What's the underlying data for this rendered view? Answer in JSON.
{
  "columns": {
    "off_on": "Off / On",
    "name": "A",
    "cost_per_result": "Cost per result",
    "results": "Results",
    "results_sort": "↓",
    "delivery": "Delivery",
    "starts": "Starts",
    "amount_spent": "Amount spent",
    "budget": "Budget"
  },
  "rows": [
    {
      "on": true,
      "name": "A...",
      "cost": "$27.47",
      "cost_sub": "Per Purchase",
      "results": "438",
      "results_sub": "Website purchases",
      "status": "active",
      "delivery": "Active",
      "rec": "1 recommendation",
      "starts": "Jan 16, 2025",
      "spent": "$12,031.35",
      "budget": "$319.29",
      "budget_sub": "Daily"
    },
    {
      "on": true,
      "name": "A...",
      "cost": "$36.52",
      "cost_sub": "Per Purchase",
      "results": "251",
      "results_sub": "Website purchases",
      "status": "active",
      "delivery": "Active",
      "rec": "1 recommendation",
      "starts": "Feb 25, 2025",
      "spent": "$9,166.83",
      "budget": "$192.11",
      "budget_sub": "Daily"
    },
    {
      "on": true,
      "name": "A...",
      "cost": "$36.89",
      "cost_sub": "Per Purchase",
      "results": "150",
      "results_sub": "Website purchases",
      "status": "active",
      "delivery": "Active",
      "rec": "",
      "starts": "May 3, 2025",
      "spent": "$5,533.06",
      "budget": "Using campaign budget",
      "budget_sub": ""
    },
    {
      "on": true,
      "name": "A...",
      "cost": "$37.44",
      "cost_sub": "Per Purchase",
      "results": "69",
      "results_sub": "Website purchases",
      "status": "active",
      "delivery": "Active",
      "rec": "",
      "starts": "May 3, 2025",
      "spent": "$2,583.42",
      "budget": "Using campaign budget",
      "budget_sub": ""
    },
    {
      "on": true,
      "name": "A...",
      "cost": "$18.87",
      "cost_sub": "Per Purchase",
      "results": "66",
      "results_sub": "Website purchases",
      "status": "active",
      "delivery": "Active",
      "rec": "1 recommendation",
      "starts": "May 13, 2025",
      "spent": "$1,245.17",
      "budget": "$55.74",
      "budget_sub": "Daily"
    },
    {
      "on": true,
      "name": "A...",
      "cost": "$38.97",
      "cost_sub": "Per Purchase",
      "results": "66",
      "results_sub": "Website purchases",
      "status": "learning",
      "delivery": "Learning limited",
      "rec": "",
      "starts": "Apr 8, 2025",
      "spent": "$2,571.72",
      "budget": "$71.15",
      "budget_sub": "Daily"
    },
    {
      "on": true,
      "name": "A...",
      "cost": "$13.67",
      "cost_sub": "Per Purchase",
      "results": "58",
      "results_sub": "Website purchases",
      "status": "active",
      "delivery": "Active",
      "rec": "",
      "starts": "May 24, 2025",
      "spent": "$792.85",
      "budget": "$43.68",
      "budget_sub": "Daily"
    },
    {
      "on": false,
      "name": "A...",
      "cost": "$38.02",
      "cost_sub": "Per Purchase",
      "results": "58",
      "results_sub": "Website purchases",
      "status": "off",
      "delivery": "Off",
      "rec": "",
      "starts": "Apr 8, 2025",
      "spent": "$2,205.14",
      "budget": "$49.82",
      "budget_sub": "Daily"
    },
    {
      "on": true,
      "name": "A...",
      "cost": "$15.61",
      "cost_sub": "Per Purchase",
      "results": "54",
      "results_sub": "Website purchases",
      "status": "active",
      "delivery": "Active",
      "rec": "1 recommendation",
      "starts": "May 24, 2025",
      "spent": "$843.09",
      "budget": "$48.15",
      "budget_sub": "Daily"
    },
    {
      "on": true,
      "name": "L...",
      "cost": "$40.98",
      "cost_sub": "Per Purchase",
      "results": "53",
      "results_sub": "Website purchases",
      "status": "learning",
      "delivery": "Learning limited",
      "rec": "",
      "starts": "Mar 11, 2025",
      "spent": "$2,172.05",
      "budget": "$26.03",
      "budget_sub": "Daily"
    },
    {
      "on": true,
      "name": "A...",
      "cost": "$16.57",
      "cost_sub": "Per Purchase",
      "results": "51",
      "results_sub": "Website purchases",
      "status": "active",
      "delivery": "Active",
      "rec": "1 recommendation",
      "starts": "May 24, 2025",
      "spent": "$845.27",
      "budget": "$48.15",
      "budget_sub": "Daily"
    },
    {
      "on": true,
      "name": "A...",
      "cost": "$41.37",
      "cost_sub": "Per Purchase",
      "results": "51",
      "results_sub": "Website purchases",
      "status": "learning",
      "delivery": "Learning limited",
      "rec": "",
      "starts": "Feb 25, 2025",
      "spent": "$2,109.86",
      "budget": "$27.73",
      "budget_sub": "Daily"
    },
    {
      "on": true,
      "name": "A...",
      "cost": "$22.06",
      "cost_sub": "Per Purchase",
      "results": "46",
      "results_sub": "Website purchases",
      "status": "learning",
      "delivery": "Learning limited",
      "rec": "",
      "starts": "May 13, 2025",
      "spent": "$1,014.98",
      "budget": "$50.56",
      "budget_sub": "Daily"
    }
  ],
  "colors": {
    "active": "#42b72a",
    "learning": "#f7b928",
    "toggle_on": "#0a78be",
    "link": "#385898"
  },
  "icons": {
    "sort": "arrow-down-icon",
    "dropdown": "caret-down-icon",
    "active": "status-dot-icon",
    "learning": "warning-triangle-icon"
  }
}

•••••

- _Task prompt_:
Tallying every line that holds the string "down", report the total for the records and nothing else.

- _Reply_:
2